One of the new things I picked up while reading through Corrie ten Boom: Her Life, Her Faith was when her sister, Nolly, gets sent to a local prison for harboring Jews, Corrie uses principles she gleaned from How to Win Friends and Influence People, which she was in the middle of reading at the time, to get her sister free. That really tickled me since I’m in the process of reading that book right now as well. 🙂 Imagine that, right?

Corrie ten Boom: Her Life, Her Faith wasn’t written by Corrie, instead it was a quick (the book is around 220 pages, not long for such a jam packed life!) overview of her whole life and how unknowingly she was prepared by God for what would be happening to her next, in every stage of her journey.
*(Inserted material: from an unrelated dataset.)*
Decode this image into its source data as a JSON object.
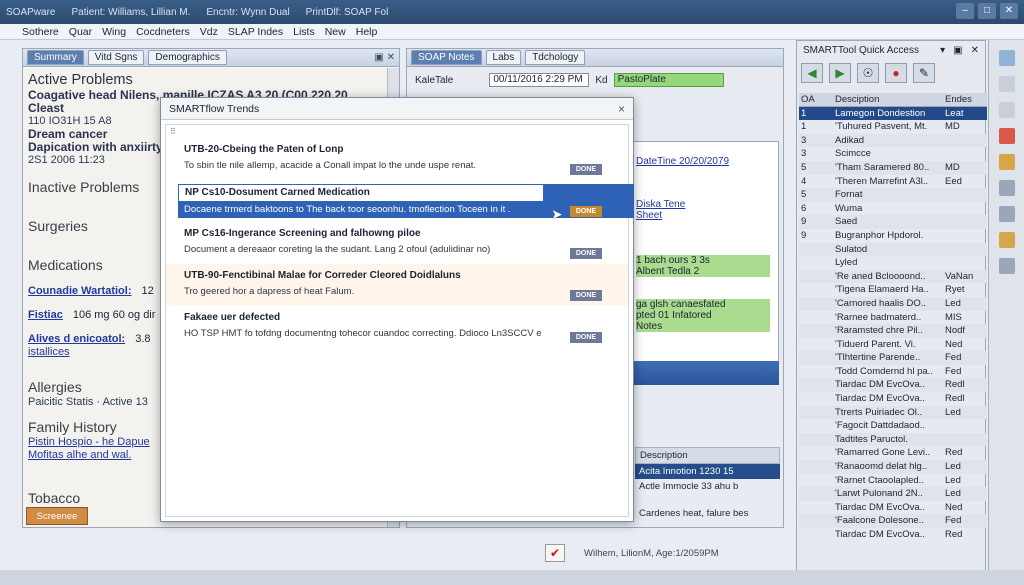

After I finished Corrie ten Boom: Her Life, Her Faith, I decided to read a book suggested to me by Hosanna, one of my friends who I’m getting to stay with for a month. (Also a kindred spirit when it comes to reading amazing books. 🙂

Castaway Kid…How do I describe it? I don’t want to call it delightful or wonderful because it’s sad and heart-pulling. It’s about a boy who was put in a children’s home at age three, and all the things he had to work through to end up the successful and Christ-centered man he is now. Since this book was written by the (now grown up) boy himself, it makes it so real. It was published in 2012, which means the story isn’t an old one.

It was extremely intriguing and kept my attention the whole time. (I started it last night and finished it this morning. It’s 272 pages long.) He tells his story in such a way that the reader can feel his emotions and glimpse his trials, yet it doesn’t feel like a ‘poor pitiful me’ story in the least bit. Some authors just make me feel as if they are begging for someone to whine to, but instead, I felt like this author knew his story could help others, and therefore he was sharing it. I really recommend this book. (Although with discretion of course, and it’s not for everyone.)

He also knew how to add humor to some of the situations and the story ends on a happy note. I enjoyed it a lot and wouldn’t be surprised if I read it again in the future. 🙂 Thanks, Hosanna, for recommending it to me!

What have y’all been reading recently? 

150 Word Contest

Go Teen Writer (which is not only for teens), had a writing challenge/contest last week. We were supposed to write a 150 word (no more) opening to a story that started with the words “I’m not the type of girl to say…” Or you could substitute the word ‘girl’ for ‘boy’. Since these kinds of contests are fun and help you learn to write a catchy first 150 words, I entered. 

And… I didn’t place in the finalists. Which is fine, I still had fun. Anyway, I thought I’d share my entry with you. So here it goes: 
I’ve never been the type of girl to say “when pigs fly”. After all, who says that pigs can’t fly? What makes anyone think they’re smart enough to decree a negative verdict on the soaring abilities of swine? 
Ok, so I’ll be the first to admit, they don’t have the most aerodynamic-looking body, but that really doesn’t mean anything. You can’t judge a book by it’s cover, a pig by it’s lack of wings, or a cup of coffee by it’s plainness. 
Goodness, who would look at a mug of coffee and suppose it could create a monster out of me? The black liquid looks harmless enough, right? 
“You’re asking too many questions, Jenny.” That’s what my mama would be telling me right now.
“Wagging your tongue off as normal.” That’s what my pa would be saying. 
“Can you prove it?” Isaac would be asking, his smirk in place.

A picture that has absolutely nothing to do with the post. I just think it’s pretty. 

So, what would you have written? Feel free to add your own entry in the comments. Just remember not to go over 150 words. =)